→ **Work request**: Extract every record, keeping each one exactly as it is.

____

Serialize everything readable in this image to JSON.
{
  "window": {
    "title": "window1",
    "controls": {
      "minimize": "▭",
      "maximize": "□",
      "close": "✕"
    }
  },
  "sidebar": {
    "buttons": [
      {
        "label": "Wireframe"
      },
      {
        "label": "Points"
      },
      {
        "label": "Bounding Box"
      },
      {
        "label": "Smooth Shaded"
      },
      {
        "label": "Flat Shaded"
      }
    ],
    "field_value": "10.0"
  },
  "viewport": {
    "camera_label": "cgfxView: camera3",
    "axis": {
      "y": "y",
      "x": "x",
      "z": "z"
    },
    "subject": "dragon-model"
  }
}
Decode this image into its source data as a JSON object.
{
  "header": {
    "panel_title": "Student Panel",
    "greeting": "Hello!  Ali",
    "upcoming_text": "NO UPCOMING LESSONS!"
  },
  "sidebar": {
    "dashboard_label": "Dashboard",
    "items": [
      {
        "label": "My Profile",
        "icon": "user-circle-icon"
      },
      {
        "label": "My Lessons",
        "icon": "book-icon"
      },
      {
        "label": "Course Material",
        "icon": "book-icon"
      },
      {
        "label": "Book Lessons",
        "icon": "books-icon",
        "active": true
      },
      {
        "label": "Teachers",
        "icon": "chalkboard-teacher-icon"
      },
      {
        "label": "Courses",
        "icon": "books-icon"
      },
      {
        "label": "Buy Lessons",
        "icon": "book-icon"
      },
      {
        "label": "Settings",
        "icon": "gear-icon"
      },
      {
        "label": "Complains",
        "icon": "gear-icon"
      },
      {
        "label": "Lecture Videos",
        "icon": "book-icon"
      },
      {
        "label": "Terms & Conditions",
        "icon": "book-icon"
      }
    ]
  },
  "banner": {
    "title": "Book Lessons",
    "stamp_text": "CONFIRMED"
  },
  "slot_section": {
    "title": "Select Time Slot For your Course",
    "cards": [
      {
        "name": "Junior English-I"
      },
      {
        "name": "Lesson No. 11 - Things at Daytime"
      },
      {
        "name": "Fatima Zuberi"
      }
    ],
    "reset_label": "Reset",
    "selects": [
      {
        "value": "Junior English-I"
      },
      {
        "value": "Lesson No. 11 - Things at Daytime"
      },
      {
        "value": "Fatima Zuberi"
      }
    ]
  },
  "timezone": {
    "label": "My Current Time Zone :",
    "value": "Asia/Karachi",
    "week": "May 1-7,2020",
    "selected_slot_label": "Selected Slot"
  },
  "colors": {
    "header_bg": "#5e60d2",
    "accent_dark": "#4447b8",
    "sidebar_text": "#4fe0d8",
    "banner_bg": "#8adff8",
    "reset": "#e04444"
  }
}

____

→ **Reply to the exercise**:
Serialize everything readable in this image to JSON.
{
  "window": {
    "title": "window1",
    "controls": {
      "minimize": "▭",
      "maximize": "□",
      "close": "✕"
    }
  },
  "sidebar": {
    "buttons": [
      {
        "label": "Wireframe"
      },
      {
        "label": "Points"
      },
      {
        "label": "Bounding Box"
      },
      {
        "label": "Smooth Shaded"
      },
      {
        "label": "Flat Shaded"
      }
    ],
    "field_value": "10.0"
  },
  "viewport": {
    "camera_label": "cgfxView: camera3",
    "axis": {
      "y": "y",
      "x": "x",
      "z": "z"
    },
    "subject": "dragon-model"
  }
}
Decode this image into its source data as a JSON object.
{
  "header": {
    "panel_title": "Student Panel",
    "greeting": "Hello!  Ali",
    "upcoming_text": "NO UPCOMING LESSONS!"
  },
  "sidebar": {
    "dashboard_label": "Dashboard",
    "items": [
      {
        "label": "My Profile",
        "icon": "user-circle-icon"
      },
      {
        "label": "My Lessons",
        "icon": "book-icon"
      },
      {
        "label": "Course Material",
        "icon": "book-icon"
      },
      {
        "label": "Book Lessons",
        "icon": "books-icon",
        "active": true
      },
      {
        "label": "Teachers",
        "icon": "chalkboard-teacher-icon"
      },
      {
        "label": "Courses",
        "icon": "books-icon"
      },
      {
        "label": "Buy Lessons",
        "icon": "book-icon"
      },
      {
        "label": "Settings",
        "icon": "gear-icon"
      },
      {
        "label": "Complains",
        "icon": "gear-icon"
      },
      {
        "label": "Lecture Videos",
        "icon": "book-icon"
      },
      {
        "label": "Terms & Conditions",
        "icon": "book-icon"
      }
    ]
  },
  "banner": {
    "title": "Book Lessons",
    "stamp_text": "CONFIRMED"
  },
  "slot_section": {
    "title": "Select Time Slot For your Course",
    "cards": [
      {
        "name": "Junior English-I"
      },
      {
        "name": "Lesson No. 11 - Things at Daytime"
      },
      {
        "name": "Fatima Zuberi"
      }
    ],
    "reset_label": "Reset",
    "selects": [
      {
        "value": "Junior English-I"
      },
      {
        "value": "Lesson No. 11 - Things at Daytime"
      },
      {
        "value": "Fatima Zuberi"
      }
    ]
  },
  "timezone": {
    "label": "My Current Time Zone :",
    "value": "Asia/Karachi",
    "week": "May 1-7,2020",
    "selected_slot_label": "Selected Slot"
  },
  "colors": {
    "header_bg": "#5e60d2",
    "accent_dark": "#4447b8",
    "sidebar_text": "#4fe0d8",
    "banner_bg": "#8adff8",
    "reset": "#e04444"
  }
}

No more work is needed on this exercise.